I used to call them “world building” games, but “worker placement” is the official term, and they are all based on the players competing against one another by acquiring land, people, or other resources to build anything from railroads to whole empires. The one that most people know is Settlers of Catan along with the numerous expansion sets. To be honest, these kinds of games are just not my thing as some of them can take up to three hours to play, but my kids liked them and a lot of schools use them to teach kids history and organizational skills. Plus, no matter what narrative genre you or your kids like, trust me, there is a worker placement game for you out there: Farming- Agricola, Fantasy: Above and Below or Rise to Nobility, Sci-Fi: Comsic Encounters or First Martians:Adventures on the Red Planet, Steampunk: City of Iron, Westerns: Carson City. Or maybe you want to run a medieval monasteries and acquire diocesan land: Ora and Labora. Is post-apocalyptic more your taste: Unearth, or maybe you loved the show Survivor, then you’ll love Robinson Carusoe. Or maybe, just maybe you are into tree farming and horticulture, and want to compete against others to grow the strongest strain of trees, then try Photosythesis.
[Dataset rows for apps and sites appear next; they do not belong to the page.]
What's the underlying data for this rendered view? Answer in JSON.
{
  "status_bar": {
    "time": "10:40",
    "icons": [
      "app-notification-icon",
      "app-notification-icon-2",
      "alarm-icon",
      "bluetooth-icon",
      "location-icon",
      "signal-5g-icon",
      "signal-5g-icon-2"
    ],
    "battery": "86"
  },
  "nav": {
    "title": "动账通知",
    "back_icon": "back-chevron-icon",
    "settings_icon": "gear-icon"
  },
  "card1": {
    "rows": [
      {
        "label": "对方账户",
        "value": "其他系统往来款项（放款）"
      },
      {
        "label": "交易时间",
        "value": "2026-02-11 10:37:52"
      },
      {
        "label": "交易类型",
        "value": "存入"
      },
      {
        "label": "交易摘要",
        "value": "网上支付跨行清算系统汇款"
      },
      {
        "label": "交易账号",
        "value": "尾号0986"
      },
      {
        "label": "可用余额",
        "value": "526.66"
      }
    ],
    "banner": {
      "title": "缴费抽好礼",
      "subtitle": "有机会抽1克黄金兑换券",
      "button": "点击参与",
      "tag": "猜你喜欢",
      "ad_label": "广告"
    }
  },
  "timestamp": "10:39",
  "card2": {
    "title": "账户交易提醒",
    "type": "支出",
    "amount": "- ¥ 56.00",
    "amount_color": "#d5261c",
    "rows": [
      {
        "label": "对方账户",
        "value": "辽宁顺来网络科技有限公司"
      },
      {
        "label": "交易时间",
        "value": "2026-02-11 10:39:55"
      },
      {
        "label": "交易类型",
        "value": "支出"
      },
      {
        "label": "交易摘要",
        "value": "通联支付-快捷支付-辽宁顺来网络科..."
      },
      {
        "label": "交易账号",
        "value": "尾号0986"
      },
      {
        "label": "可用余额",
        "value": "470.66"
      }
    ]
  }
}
If there is one area where our modern education system has really dropped the ball, it is critical thinking skills. Just as the encyclical Fides et Ratio said that “faith and reason are like two wings” which carry us to the truth, logic and intuition are the two halves of our brains which we must develop and strengthen in ourselves and our children. By doing so, we can not only learn to solve problems when we have the facts, but also how to make educated guesses when we don’t. As I mentioned in one of my articles about the importance of imaginative play, teaching kids to solve crimes is a great way to do this, since in real life, incomplete data and missing facts are the norm. There are a lot of excellent mystery-solving board games out there to teach logic and intuition, one of which is Mystery of the Abbey. Think of Chesterton’s Fr. Brown, the game Clue, and The Name of the Rose all mixed together in one game. You have to solve a murder in a medieval abbey by gathering facts and matching them against the list of suspects, who are illustrated on a sheet showing in exact detail the various orders at the abbey and their habits and physical descriptions. For younger kids, try Werewolf and its many versions.
These games are for when you have your friends or extended family over and you want to play a game that will involve everyone. A great game for this is Reverse Charades where you divide people up into two teams and then, unlike regular charades, one person will sit and watch while the rest of their team acts out some scenario. It is both fun and funny as you will laugh a lot with this game. I also like Utter Nonsense where the players are given seven cards with various phrases on them. Then the “accent judge” draws a card which says who everyone must sound like, such as an Australian, or Batman, or Mr. T. The judge picks the winner based on who he or she thought sounded the best.
Of course not every person will have the knack or temperament for a lot of the games mentioned in this article, so here then are some physically active games which can help develop hand-eye-coordination and manual dexterity. For smaller kids try Castle Blast, where you build a castle out of wooden blocks, and then place a treasure, a dragon, and a princess inside of it. Your goal is to use a crane with a wrecking ball to knock the castle down and eventually be the one to knock the treasure, dragon, and princess pieces to win. For older kids try Bounce Off which is a game that comes with a tray of 36 different colored plastic balls in individual slots. You draw a card which shows you the pattern you have to duplicate in the tray by first bouncing the balls off the table or floor and into the slots. It takes some practice, but it is good for developing hand-eye-coordination.
Finally, as this is a community for men, don’t be stingy in the comments with any suggestions you may have for your favorite board game and why.